*** Opening of DATA SHOWN ***
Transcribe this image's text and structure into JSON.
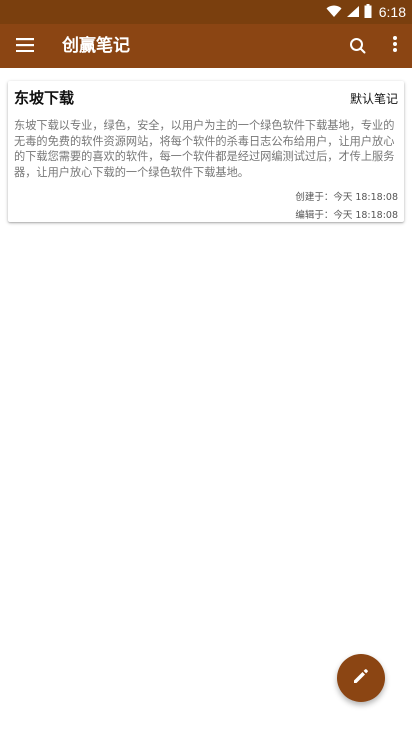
{
  "status_bar": {
    "time": "6:18",
    "icons": [
      "wifi-icon",
      "signal-icon",
      "battery-icon"
    ]
  },
  "toolbar": {
    "title": "创赢笔记",
    "menu_icon": "menu-icon",
    "search_icon": "search-icon",
    "more_icon": "more-vert-icon"
  },
  "notes": [
    {
      "title": "东坡下载",
      "category": "默认笔记",
      "body": "东坡下载以专业，绿色，安全，以用户为主的一个绿色软件下载基地，专业的无毒的免费的软件资源网站，将每个软件的杀毒日志公布给用户，让用户放心的下载您需要的喜欢的软件，每一个软件都是经过网编测试过后，才传上服务器，让用户放心下载的一个绿色软件下载基地。",
      "created": "创建于：今天  18:18:08",
      "edited": "编辑于：今天  18:18:08"
    }
  ],
  "fab": {
    "icon": "edit-icon"
  },
  "colors": {
    "status_bar": "#7a3f0e",
    "primary": "#8b4513",
    "background": "#ffffff"
  }
}
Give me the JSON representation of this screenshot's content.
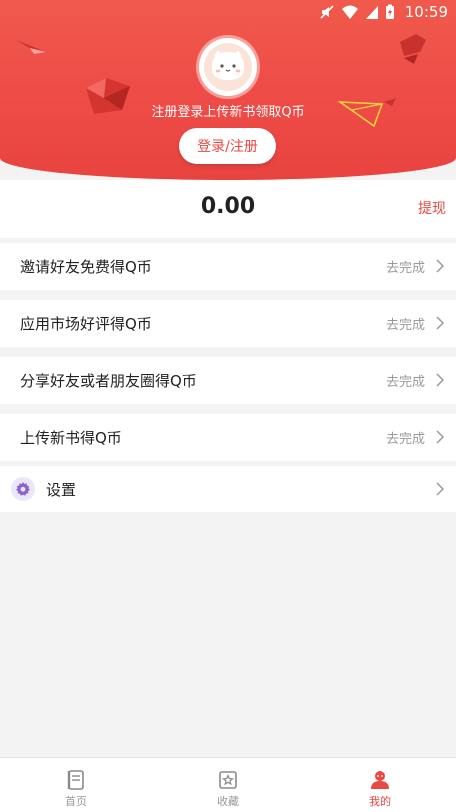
{
  "status_bar": {
    "time": "10:59"
  },
  "header": {
    "promo_text": "注册登录上传新书领取Q币",
    "login_button": "登录/注册"
  },
  "balance": {
    "value": "0.00",
    "withdraw_label": "提现"
  },
  "tasks": [
    {
      "label": "邀请好友免费得Q币",
      "status": "去完成"
    },
    {
      "label": "应用市场好评得Q币",
      "status": "去完成"
    },
    {
      "label": "分享好友或者朋友圈得Q币",
      "status": "去完成"
    },
    {
      "label": "上传新书得Q币",
      "status": "去完成"
    }
  ],
  "settings": {
    "label": "设置",
    "icon": "gear-icon"
  },
  "tabbar": {
    "items": [
      {
        "label": "首页",
        "icon": "book-icon",
        "active": false
      },
      {
        "label": "收藏",
        "icon": "star-box-icon",
        "active": false
      },
      {
        "label": "我的",
        "icon": "user-icon",
        "active": true
      }
    ]
  },
  "colors": {
    "accent": "#e84a42",
    "header": "#ee4a46",
    "background": "#f3f3f3"
  }
}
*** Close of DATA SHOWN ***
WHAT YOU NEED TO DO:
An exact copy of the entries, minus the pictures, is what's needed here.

TASK OUTPUT:
Transcribe this image's text and structure into JSON.
{
  "status_bar": {
    "time": "6:18",
    "icons": [
      "wifi-icon",
      "signal-icon",
      "battery-icon"
    ]
  },
  "toolbar": {
    "title": "创赢笔记",
    "menu_icon": "menu-icon",
    "search_icon": "search-icon",
    "more_icon": "more-vert-icon"
  },
  "notes": [
    {
      "title": "东坡下载",
      "category": "默认笔记",
      "body": "东坡下载以专业，绿色，安全，以用户为主的一个绿色软件下载基地，专业的无毒的免费的软件资源网站，将每个软件的杀毒日志公布给用户，让用户放心的下载您需要的喜欢的软件，每一个软件都是经过网编测试过后，才传上服务器，让用户放心下载的一个绿色软件下载基地。",
      "created": "创建于：今天  18:18:08",
      "edited": "编辑于：今天  18:18:08"
    }
  ],
  "fab": {
    "icon": "edit-icon"
  },
  "colors": {
    "status_bar": "#7a3f0e",
    "primary": "#8b4513",
    "background": "#ffffff"
  }
}
Give me the JSON representation of this screenshot's content.
{
  "status_bar": {
    "time": "10:59"
  },
  "header": {
    "promo_text": "注册登录上传新书领取Q币",
    "login_button": "登录/注册"
  },
  "balance": {
    "value": "0.00",
    "withdraw_label": "提现"
  },
  "tasks": [
    {
      "label": "邀请好友免费得Q币",
      "status": "去完成"
    },
    {
      "label": "应用市场好评得Q币",
      "status": "去完成"
    },
    {
      "label": "分享好友或者朋友圈得Q币",
      "status": "去完成"
    },
    {
      "label": "上传新书得Q币",
      "status": "去完成"
    }
  ],
  "settings": {
    "label": "设置",
    "icon": "gear-icon"
  },
  "tabbar": {
    "items": [
      {
        "label": "首页",
        "icon": "book-icon",
        "active": false
      },
      {
        "label": "收藏",
        "icon": "star-box-icon",
        "active": false
      },
      {
        "label": "我的",
        "icon": "user-icon",
        "active": true
      }
    ]
  },
  "colors": {
    "accent": "#e84a42",
    "header": "#ee4a46",
    "background": "#f3f3f3"
  }
}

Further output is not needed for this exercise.